Iran crisis: Trump fury as China defies US sanctions to import oil from Tehran
US officials claim they are now tracking all moves from the China National Petroleum Corporation after an investigation exposed the collaboration between Tehran and Beijing. Washington imposed heavy sanctions on Iran in 2018 which prevented the exporting of crude oil after Mr Trump withdrew from the landmark nuclear deal between the two nations. China’s move is likely to strain relations further between leader Xi Jinping and the Trump administration following the ongoing trade war that has hit both countries economically.
The investigation came a week after the US sanctioned Chinese oil trader Zhuhai Zhenrong for importing crude oil.
Two US officials claimed that the punishment would set the precedent for any Chinese companies going forward.
One claimed: “Any entity considering evading our restrictions, particularly related to Iranian petrochemicals, should take this message seriously.
“We recently sanctioned Zhuhai Zhenrong for knowingly engaging in a significant transaction for the purchase or acquisition of crude oil from Iran.
They also lamented China’s actions as undermining US economic pressure on Iran.
Another official said: “We have brought this regime’s oil exports to all-time lows.
“Our energy sector sanctions combined with strong enforcement could deprive the regime of as much as $50 billion annually.”
Reports suggest, despite US sanctions, China took in around 12 million tonnes of Iranian crude oil in the first five months of 2019.
An investigation by the New York Times found at least 12 Iranian tankers delivered oil across Asia and the Mediterranean since May.
Six of those docked in China, while others are thought to have gone to Syria and Turkey – two nations the US has also targeted with sanctions.
Experts suggest, while the Trump administration has convinced its allies to join in the zero-imports policy from Tehran, China will prove to be a tougher nut to crack due to recent tensions.
Former CIA official Dennis Wilder said: “China is not going to do the US any favours.
“This is the price you pay strategically.
“You cannot tell China, on the one hand, to be aligned with you on Iran and North Korea and at the same time decide you’re going to retard or destroy some of their corporations.”
Meanwhile, former State Department official Richard Nephew suggested the Trump administration had overplayed their hand with China.
He added: “You can’t make these kinds of threats if you can’t operationalize it.
“It adds up to a decision that makes them look weak and feckless.
“That shows there are limitations to US power.
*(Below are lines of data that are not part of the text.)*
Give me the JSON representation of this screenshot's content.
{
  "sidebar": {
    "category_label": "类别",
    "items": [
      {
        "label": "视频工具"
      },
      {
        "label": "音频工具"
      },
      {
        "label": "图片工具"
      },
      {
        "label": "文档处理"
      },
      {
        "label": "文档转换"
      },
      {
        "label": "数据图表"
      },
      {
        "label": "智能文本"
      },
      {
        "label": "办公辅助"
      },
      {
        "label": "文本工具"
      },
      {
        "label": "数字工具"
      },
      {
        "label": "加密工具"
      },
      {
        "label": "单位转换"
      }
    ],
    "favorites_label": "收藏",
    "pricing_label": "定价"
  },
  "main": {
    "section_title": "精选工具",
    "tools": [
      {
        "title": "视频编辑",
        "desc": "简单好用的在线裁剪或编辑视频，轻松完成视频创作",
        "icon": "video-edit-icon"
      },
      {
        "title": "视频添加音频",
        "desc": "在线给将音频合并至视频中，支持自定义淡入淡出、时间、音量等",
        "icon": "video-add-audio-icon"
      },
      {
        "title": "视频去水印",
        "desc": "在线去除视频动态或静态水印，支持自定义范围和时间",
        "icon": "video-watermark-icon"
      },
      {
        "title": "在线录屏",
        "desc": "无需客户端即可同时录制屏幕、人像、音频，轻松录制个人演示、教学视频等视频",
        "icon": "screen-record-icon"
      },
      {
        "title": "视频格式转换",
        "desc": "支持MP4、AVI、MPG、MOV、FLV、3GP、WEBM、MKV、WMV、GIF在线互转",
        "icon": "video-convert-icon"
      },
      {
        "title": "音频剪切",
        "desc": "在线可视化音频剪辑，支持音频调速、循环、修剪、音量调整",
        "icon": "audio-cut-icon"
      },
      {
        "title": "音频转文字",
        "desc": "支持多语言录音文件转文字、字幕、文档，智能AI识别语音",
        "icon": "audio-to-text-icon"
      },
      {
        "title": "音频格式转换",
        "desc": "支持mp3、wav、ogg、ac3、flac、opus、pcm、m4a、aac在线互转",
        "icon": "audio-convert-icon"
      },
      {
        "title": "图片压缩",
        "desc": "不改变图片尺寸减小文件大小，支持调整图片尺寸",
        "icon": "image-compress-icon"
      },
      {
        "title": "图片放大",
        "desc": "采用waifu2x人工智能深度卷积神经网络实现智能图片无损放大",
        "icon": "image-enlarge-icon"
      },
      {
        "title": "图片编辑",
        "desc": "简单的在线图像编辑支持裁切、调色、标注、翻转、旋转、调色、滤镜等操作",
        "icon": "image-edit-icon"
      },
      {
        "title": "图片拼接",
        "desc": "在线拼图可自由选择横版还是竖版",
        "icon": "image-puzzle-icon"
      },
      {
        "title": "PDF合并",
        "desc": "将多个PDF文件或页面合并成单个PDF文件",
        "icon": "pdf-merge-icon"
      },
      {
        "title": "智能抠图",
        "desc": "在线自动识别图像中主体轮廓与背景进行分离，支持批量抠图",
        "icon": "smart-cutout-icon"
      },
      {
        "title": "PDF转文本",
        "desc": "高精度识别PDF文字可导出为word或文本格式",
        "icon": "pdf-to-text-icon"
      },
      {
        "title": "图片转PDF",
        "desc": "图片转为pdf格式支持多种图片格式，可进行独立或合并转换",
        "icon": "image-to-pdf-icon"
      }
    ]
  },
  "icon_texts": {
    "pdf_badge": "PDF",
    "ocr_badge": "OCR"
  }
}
China and other places are prepared to say, ‘No, we’re not going to follow the US lead.’”
However, Iran was currently exporting just 500,000 barrels of oil a day in June – down from 2.5 million in April 2018, before Mr Trump withdrew from the nuclear deal.
This has led to a slowdown in Iran’s economy, which backers of Mr Trump have used as vindication for his policy.
Some Republican hawks – who are keen to oust the Iranian administration – have called on Mr Trump to take further action on both Beijing and Tehran.
Senator Marco Rubio said: “While I’m glad the administration sanctioned an initial round of Chinese actors, it must step up strong enforcement to deter Chinese and other foreign actors from violating US sanctions against Iran.
“The Iranian regime has blatantly shipped millions of barrels of oil to China.”
China and the US have been locked in a ‘trade war’ since Mr Trump entered the White House.
Last week saw the US President announce 10 percent tariffs on another $300 billion worth of Chinese goods for allegedly unfair trade practices.
China’s purchasing of Iranian oil is thought to be a symbolic defiance of Mr Trump’s aggression.
Beijing has also countered the US on a geopolitical level as they continue to increase their sphere of influence in the South China Sea.